Problem to work on
The expected answer is all of the entries, written out exactly.

Interface dataset entries

§ §

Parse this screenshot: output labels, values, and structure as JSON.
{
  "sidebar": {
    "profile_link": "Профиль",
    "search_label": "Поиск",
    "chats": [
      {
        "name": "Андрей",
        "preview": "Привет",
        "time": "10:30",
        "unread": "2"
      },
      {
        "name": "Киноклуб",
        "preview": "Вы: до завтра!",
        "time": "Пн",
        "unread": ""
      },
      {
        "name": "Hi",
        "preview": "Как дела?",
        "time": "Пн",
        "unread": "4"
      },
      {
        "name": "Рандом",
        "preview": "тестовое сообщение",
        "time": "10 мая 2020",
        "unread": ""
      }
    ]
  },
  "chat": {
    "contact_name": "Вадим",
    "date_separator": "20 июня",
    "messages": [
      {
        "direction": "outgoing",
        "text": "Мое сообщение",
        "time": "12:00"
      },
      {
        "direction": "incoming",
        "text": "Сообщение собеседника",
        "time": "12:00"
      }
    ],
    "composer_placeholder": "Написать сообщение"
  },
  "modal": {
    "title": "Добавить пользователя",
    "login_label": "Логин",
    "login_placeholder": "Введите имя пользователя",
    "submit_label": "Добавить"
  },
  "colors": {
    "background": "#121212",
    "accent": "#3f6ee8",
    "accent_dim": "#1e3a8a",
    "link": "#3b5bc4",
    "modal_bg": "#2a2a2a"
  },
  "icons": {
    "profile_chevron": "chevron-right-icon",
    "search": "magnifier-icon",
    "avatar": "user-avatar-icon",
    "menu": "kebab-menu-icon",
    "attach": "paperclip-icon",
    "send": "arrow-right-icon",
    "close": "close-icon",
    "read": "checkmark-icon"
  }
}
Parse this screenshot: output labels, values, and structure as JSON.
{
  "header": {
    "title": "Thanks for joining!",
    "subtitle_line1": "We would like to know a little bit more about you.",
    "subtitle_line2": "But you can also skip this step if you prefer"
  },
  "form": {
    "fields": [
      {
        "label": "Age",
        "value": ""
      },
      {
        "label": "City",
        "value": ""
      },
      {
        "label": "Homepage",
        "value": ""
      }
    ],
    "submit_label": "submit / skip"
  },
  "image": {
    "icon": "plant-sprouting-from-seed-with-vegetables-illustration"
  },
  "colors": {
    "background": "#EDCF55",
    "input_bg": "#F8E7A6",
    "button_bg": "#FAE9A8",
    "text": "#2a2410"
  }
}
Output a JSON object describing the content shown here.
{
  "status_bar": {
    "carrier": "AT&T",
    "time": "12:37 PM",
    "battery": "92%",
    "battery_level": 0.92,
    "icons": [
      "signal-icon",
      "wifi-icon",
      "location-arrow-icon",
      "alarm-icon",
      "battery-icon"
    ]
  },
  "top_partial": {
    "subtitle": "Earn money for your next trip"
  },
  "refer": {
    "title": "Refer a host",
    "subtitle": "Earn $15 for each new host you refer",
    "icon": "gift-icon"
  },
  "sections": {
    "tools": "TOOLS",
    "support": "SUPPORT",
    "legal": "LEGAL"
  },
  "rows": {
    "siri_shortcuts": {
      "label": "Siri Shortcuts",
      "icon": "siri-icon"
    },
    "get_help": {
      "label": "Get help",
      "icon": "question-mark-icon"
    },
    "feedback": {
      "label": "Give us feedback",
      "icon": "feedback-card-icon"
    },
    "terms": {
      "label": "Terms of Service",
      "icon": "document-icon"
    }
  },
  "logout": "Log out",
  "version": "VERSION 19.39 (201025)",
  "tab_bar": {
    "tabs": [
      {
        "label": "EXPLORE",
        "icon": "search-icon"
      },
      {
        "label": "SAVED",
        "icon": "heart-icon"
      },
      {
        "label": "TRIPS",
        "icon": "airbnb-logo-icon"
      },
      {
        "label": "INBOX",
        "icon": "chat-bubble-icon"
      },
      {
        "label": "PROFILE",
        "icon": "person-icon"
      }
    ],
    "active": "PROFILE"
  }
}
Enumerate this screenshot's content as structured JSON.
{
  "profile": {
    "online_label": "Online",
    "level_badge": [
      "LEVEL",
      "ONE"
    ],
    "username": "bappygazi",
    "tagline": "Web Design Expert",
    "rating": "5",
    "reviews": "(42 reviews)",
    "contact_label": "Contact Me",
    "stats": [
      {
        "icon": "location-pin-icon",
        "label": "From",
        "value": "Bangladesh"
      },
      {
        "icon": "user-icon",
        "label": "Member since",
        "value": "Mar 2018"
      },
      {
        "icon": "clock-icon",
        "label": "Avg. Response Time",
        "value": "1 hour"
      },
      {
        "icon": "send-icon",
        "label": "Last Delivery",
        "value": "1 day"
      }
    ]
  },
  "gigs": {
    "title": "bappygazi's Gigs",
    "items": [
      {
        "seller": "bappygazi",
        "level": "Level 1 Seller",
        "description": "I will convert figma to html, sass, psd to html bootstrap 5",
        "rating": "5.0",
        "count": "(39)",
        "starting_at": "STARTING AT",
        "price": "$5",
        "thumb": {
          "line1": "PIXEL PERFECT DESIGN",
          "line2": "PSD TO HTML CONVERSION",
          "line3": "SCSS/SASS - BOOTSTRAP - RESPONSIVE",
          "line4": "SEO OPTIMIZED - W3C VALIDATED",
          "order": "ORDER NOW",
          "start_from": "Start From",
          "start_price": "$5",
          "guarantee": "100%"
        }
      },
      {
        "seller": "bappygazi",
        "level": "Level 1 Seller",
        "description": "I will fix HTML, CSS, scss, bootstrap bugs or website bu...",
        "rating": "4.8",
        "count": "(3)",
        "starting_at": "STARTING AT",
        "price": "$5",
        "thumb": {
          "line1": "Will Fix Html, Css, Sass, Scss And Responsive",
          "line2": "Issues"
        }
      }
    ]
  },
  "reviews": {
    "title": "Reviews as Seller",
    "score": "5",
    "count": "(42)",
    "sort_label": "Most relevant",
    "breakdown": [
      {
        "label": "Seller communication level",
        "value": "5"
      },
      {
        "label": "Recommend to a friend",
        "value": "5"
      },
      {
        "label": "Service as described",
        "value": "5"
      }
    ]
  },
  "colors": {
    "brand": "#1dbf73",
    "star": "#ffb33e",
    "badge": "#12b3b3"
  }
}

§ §

Completed task
Parse this screenshot: output labels, values, and structure as JSON.
{
  "sidebar": {
    "profile_link": "Профиль",
    "search_label": "Поиск",
    "chats": [
      {
        "name": "Андрей",
        "preview": "Привет",
        "time": "10:30",
        "unread": "2"
      },
      {
        "name": "Киноклуб",
        "preview": "Вы: до завтра!",
        "time": "Пн",
        "unread": ""
      },
      {
        "name": "Hi",
        "preview": "Как дела?",
        "time": "Пн",
        "unread": "4"
      },
      {
        "name": "Рандом",
        "preview": "тестовое сообщение",
        "time": "10 мая 2020",
        "unread": ""
      }
    ]
  },
  "chat": {
    "contact_name": "Вадим",
    "date_separator": "20 июня",
    "messages": [
      {
        "direction": "outgoing",
        "text": "Мое сообщение",
        "time": "12:00"
      },
      {
        "direction": "incoming",
        "text": "Сообщение собеседника",
        "time": "12:00"
      }
    ],
    "composer_placeholder": "Написать сообщение"
  },
  "modal": {
    "title": "Добавить пользователя",
    "login_label": "Логин",
    "login_placeholder": "Введите имя пользователя",
    "submit_label": "Добавить"
  },
  "colors": {
    "background": "#121212",
    "accent": "#3f6ee8",
    "accent_dim": "#1e3a8a",
    "link": "#3b5bc4",
    "modal_bg": "#2a2a2a"
  },
  "icons": {
    "profile_chevron": "chevron-right-icon",
    "search": "magnifier-icon",
    "avatar": "user-avatar-icon",
    "menu": "kebab-menu-icon",
    "attach": "paperclip-icon",
    "send": "arrow-right-icon",
    "close": "close-icon",
    "read": "checkmark-icon"
  }
}
Parse this screenshot: output labels, values, and structure as JSON.
{
  "header": {
    "title": "Thanks for joining!",
    "subtitle_line1": "We would like to know a little bit more about you.",
    "subtitle_line2": "But you can also skip this step if you prefer"
  },
  "form": {
    "fields": [
      {
        "label": "Age",
        "value": ""
      },
      {
        "label": "City",
        "value": ""
      },
      {
        "label": "Homepage",
        "value": ""
      }
    ],
    "submit_label": "submit / skip"
  },
  "image": {
    "icon": "plant-sprouting-from-seed-with-vegetables-illustration"
  },
  "colors": {
    "background": "#EDCF55",
    "input_bg": "#F8E7A6",
    "button_bg": "#FAE9A8",
    "text": "#2a2410"
  }
}
Output a JSON object describing the content shown here.
{
  "status_bar": {
    "carrier": "AT&T",
    "time": "12:37 PM",
    "battery": "92%",
    "battery_level": 0.92,
    "icons": [
      "signal-icon",
      "wifi-icon",
      "location-arrow-icon",
      "alarm-icon",
      "battery-icon"
    ]
  },
  "top_partial": {
    "subtitle": "Earn money for your next trip"
  },
  "refer": {
    "title": "Refer a host",
    "subtitle": "Earn $15 for each new host you refer",
    "icon": "gift-icon"
  },
  "sections": {
    "tools": "TOOLS",
    "support": "SUPPORT",
    "legal": "LEGAL"
  },
  "rows": {
    "siri_shortcuts": {
      "label": "Siri Shortcuts",
      "icon": "siri-icon"
    },
    "get_help": {
      "label": "Get help",
      "icon": "question-mark-icon"
    },
    "feedback": {
      "label": "Give us feedback",
      "icon": "feedback-card-icon"
    },
    "terms": {
      "label": "Terms of Service",
      "icon": "document-icon"
    }
  },
  "logout": "Log out",
  "version": "VERSION 19.39 (201025)",
  "tab_bar": {
    "tabs": [
      {
        "label": "EXPLORE",
        "icon": "search-icon"
      },
      {
        "label": "SAVED",
        "icon": "heart-icon"
      },
      {
        "label": "TRIPS",
        "icon": "airbnb-logo-icon"
      },
      {
        "label": "INBOX",
        "icon": "chat-bubble-icon"
      },
      {
        "label": "PROFILE",
        "icon": "person-icon"
      }
    ],
    "active": "PROFILE"
  }
}
Enumerate this screenshot's content as structured JSON.
{
  "profile": {
    "online_label": "Online",
    "level_badge": [
      "LEVEL",
      "ONE"
    ],
    "username": "bappygazi",
    "tagline": "Web Design Expert",
    "rating": "5",
    "reviews": "(42 reviews)",
    "contact_label": "Contact Me",
    "stats": [
      {
        "icon": "location-pin-icon",
        "label": "From",
        "value": "Bangladesh"
      },
      {
        "icon": "user-icon",
        "label": "Member since",
        "value": "Mar 2018"
      },
      {
        "icon": "clock-icon",
        "label": "Avg. Response Time",
        "value": "1 hour"
      },
      {
        "icon": "send-icon",
        "label": "Last Delivery",
        "value": "1 day"
      }
    ]
  },
  "gigs": {
    "title": "bappygazi's Gigs",
    "items": [
      {
        "seller": "bappygazi",
        "level": "Level 1 Seller",
        "description": "I will convert figma to html, sass, psd to html bootstrap 5",
        "rating": "5.0",
        "count": "(39)",
        "starting_at": "STARTING AT",
        "price": "$5",
        "thumb": {
          "line1": "PIXEL PERFECT DESIGN",
          "line2": "PSD TO HTML CONVERSION",
          "line3": "SCSS/SASS - BOOTSTRAP - RESPONSIVE",
          "line4": "SEO OPTIMIZED - W3C VALIDATED",
          "order": "ORDER NOW",
          "start_from": "Start From",
          "start_price": "$5",
          "guarantee": "100%"
        }
      },
      {
        "seller": "bappygazi",
        "level": "Level 1 Seller",
        "description": "I will fix HTML, CSS, scss, bootstrap bugs or website bu...",
        "rating": "4.8",
        "count": "(3)",
        "starting_at": "STARTING AT",
        "price": "$5",
        "thumb": {
          "line1": "Will Fix Html, Css, Sass, Scss And Responsive",
          "line2": "Issues"
        }
      }
    ]
  },
  "reviews": {
    "title": "Reviews as Seller",
    "score": "5",
    "count": "(42)",
    "sort_label": "Most relevant",
    "breakdown": [
      {
        "label": "Seller communication level",
        "value": "5"
      },
      {
        "label": "Recommend to a friend",
        "value": "5"
      },
      {
        "label": "Service as described",
        "value": "5"
      }
    ]
  },
  "colors": {
    "brand": "#1dbf73",
    "star": "#ffb33e",
    "badge": "#12b3b3"
  }
}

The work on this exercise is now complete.